[55] Human Rights Watch interview with Selphius Bobii, Jayapura.

[56] Antonius Ayorbaba provided a copy of his undated chronology to Human Rights Watch in Jayapura on December 6, 2008, copy on file with Human Rights Watch.

[57] Human Rights Watch interview with Antonius Ayorbaba, Jayapura, December 6, 2008.

[58] Ayorbaba contended that Pakage had run away from the prison and later tried to rob a meat seller in Abepura. He said that Petrus Pakage, Ferdinand’s father, admitted that Ferdinand had a dagger with him. Petrus also admitted that his son had stayed at home for one month, a practice quite common in the Abepura prison if one bribes a prison official. Human Rights Watch interview with Petrus Pakage, Abepura, December 4, 2008. Rujinem Basuki, the butcher on Gerilyawan Street, Abepura, told Human Rights Watch that she remembered that a young Papuan man matching Pakage’s description tried to sell a goat to her, but it was a normal transaction, and he did not try to rob her or use any dagger, as Ayorbaba had alleged. She questioned why Ayorbaba used her name in his report. Human Rights Watch interview with Rujinem Basuki, Jayapura, December 7, 2008. No charges were ever filed against Pakage for the armed robbery attempt Ayurbaba alleged.

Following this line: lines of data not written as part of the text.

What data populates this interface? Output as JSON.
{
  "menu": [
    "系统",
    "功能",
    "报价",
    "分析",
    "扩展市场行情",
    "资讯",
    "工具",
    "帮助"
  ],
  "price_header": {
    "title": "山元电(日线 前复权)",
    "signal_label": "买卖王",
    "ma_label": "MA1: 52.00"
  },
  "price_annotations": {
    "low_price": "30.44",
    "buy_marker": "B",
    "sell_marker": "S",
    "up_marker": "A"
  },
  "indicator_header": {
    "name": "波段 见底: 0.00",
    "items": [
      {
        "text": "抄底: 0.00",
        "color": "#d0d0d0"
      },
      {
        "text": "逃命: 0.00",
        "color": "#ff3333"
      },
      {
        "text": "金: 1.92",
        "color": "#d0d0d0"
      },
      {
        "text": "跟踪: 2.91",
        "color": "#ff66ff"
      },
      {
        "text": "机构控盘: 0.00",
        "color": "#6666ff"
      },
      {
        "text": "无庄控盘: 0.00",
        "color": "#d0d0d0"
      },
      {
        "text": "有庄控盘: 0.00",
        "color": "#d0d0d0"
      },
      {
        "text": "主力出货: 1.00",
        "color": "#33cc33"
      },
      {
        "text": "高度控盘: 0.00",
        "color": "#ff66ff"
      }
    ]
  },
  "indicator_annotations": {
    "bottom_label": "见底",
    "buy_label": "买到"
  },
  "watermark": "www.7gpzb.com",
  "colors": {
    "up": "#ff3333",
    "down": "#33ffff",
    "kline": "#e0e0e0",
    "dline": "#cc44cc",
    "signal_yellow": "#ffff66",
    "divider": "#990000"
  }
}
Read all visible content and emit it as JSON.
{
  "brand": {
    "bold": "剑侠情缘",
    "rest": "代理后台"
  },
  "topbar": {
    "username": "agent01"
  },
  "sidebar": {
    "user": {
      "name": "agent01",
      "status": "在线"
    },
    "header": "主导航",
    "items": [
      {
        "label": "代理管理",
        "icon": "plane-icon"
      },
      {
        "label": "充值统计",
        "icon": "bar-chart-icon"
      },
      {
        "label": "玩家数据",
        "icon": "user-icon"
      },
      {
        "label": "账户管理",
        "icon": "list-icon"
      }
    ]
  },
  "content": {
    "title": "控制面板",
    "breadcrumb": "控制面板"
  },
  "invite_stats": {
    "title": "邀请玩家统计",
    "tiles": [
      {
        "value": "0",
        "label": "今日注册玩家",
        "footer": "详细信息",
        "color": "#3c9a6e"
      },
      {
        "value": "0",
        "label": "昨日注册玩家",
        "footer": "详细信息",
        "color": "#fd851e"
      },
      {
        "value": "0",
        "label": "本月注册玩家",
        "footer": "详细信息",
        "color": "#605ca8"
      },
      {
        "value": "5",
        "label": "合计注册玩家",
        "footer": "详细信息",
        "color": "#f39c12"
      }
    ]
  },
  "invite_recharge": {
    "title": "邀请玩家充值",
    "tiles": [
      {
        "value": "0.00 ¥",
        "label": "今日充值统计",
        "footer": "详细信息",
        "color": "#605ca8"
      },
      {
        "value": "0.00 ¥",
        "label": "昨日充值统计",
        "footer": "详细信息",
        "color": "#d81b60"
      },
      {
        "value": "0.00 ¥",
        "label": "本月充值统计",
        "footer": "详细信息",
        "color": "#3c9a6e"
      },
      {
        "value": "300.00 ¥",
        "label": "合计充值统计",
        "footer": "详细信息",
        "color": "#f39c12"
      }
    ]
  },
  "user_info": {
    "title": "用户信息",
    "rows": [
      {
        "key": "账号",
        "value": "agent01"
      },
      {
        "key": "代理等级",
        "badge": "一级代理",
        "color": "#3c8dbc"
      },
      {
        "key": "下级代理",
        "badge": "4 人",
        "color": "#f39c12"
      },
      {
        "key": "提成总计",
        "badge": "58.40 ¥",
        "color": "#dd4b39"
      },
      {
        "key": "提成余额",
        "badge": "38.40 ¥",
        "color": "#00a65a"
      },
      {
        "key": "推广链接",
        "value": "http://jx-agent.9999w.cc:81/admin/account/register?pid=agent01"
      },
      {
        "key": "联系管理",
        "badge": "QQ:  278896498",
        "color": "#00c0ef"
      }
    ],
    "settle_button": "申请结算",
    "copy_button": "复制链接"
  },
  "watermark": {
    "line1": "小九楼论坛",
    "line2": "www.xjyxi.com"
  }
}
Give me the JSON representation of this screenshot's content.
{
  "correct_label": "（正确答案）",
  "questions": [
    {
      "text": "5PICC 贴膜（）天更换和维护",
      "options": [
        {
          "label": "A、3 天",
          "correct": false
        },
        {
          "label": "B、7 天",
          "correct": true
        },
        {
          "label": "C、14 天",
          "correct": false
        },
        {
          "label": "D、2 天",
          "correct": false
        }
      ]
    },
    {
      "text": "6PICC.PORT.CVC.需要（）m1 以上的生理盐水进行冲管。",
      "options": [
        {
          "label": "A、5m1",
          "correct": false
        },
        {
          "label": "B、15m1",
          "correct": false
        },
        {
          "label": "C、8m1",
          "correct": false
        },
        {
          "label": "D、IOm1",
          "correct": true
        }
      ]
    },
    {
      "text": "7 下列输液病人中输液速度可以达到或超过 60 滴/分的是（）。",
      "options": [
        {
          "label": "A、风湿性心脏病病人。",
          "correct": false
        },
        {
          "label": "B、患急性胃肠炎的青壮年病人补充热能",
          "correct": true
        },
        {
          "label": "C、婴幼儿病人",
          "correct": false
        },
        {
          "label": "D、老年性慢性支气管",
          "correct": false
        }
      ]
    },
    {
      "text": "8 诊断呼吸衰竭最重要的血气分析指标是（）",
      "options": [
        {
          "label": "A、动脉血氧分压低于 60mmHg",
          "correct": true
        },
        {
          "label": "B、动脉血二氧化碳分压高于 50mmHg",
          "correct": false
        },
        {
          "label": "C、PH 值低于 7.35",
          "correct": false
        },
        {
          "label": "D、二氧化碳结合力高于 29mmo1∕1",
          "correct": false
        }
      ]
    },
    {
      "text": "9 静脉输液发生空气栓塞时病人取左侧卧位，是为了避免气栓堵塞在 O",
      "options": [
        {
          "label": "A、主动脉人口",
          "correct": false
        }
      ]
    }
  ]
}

[59] On June 4, 2009, Human Rights Watch published a statement on abusive prison guards in Abepura. It chronicled more than two dozen cases of beatings and physical abuse since Ayorbaba, a Papuan civil servant who previously worked in the Jayapura office of the Ministry of Law and Human Rights, became prison warden in August 2008. Ayorbaba denied the findings of the report, admitting only the beating of Pakage, and criticized Human Rights Watch. Cenderawasih Pos, a local newspaper, was allegedly pressured into apologizing to Ayorbaba for publishing the Human Rights Watch report and then retracted the story. “Indonesia: Stop Prison Brutality in Papua,” Human Rights Watch news release, June 4, 2009,

[60] Peter King, West Papua & Indonesia since Suharto: Independence, Autonomy or Chaos? (Sydney: University of New South Wales Press, 2004).

[61] Human Rights Watch interview with Simon Tuturop, Fakfak.

[62] Some Papuans do not like the fact that the Morning Star flag colors are the same as those of the Dutch flag: red, white, blue. They want to use a red-and-black dominated flag. According to Tom Wanggai, red and black are colors most Papuan think representing their land (red) and people (dark skin). See: Aditjondro, “Mengenang Perjuangan Tom Wanggai: Dengan Bendera, atau Apa?” Tabloid Jubi.

[63] Translation by United Nations Office on Drugs and Crime, “National Legal Resources-Indonesia; Laws in Full Text; Indonesia Penal Code,” undated, (accessed May 30, 2010).

[64] Article 104 covers attempts to incapacitate or kill the president or the vice president and imposes a maximum penalty of death. Article 107 covers efforts to topple the government with a maximum penalty of 15 years’ imprisonment. Article 108 covers armed efforts to topple the government with maximum penalty of life in prison. (Article 109 was repealed in 1930.)

[65] An explanation in the Government Regulation explicitly says that Article 6a refers to the logo and flag of the Free Aceh Movement, the Free Papua Organization, and the Republic of the South Moluccas.